Kilgannon says: “Buyers are much more strategic about it. Rather than saying ‘let’s outsource all of HR’, they are identifying the services that they do not believe are adding the strategic value to the business that they should.
“They are more specific in what they ask for, they have more commercial awareness and they are more accountable to the business for what they achieve.”
However, Mel Missen, HR vice-president for Europe, the Middle East and Africa at Axciom Corporation, a multinational marketing business, is sceptical about the idea that HR buyers are becoming more strategic but argues that the driving consideration for HR should always be its customers. “It is definitely not about cost saving,” he says. “You can save costs as a consequence, but if you start from that premise you are prioritising the wrong thing. You start with what your customers want, what they value and you look at whether you can offer that internally or externally, and which way brings better value.” Outsourcing some things makes sense, as it frees up resources, allowing in-house HR to concentrate on the areas where it can add most value to the business. “Too many HR teams think about what’s good for them, rather than what it is that their customers want.”
Missen is not a fan of extending the shared-services concept into the employee-relations arena.
Managers struggling with a personnel issue want support from someone with a face, who can provide ongoing advice over the days or weeks it takes to resolve the situation. These are not available over a telephone helpline. “A lot of businesses are looking at HR to be co-leaders, and you can’t do that if you outsource everything,” he says. “Outsourcing makes sense where it adds value and frees up in-house HR to concentrate on what it does best. I look to outsource the staff I regard as transactional because, first, the work can be done mechanistically and, second, you can apply a standard across many different countries and know that it will be met because of the service-level agreement.”
Missen has also outsourced benefit and pension management for a mixture of financial and quality-related reasons. “The cost of the outsourced service is negligible because the provider takes its fees out of commission from end suppliers, so the actual cost to us of outsourcing it is peanuts. And because we are letting experts deal with these things, the employee is actually getting much better value for money.” Staff recognise this, too: pension take-up has increased from less than 50 per cent to 85 per cent since the outsourcing arrangements were put in place.
In the public sector, cost-cutting has not led to the wholesale move to outsourcing that some had expected. “We face a number of years of reducing budgets and that has had an impact on the HR community as much as any other part of the public sector,” says Martin Rayson, president of the Public Sector People Managers’ Association and director of HR and organisational development at the London Borough of Barking and Dagenham.
“Organisations have taken the steps that are necessary over the past few years to drive costs down among their support functions, including HR.
“When we started this process, there was some talk of a rush to outsourcing – but that has not taken place,” he adds. “What organisations have done is to look at how they can reduce cost internally. They have not seen outsourcing as a panacea. They want to take out the cost and keep the savings themselves, rather than seeing any of that saving taken by a third party.

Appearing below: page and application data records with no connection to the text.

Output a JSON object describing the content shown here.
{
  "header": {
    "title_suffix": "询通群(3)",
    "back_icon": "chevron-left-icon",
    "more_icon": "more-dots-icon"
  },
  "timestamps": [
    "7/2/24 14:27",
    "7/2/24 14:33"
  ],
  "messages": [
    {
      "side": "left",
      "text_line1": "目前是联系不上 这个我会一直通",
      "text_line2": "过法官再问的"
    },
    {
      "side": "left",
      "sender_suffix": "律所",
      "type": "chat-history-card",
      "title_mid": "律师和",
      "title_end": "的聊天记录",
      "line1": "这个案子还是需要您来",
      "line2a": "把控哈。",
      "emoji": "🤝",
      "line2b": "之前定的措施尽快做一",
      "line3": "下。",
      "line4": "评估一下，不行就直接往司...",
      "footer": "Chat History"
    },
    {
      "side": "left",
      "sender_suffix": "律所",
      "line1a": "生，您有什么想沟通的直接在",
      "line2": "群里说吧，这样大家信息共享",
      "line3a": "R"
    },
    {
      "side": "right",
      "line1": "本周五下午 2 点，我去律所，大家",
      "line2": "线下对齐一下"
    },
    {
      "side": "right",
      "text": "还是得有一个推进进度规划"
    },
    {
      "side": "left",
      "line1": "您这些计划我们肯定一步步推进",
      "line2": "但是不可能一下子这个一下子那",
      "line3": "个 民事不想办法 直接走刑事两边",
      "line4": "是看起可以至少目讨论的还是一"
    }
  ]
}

“But we are at a point where future cost savings have to be made, and organisations will look at ways that they can make these reductions, while protecting the quality of the service that they can provide.” These options may include outsourcing, but, says Rayson: “We do not see necessarily one silver bullet that will solve our problems. It’s about looking [at all the options] pragmatically.”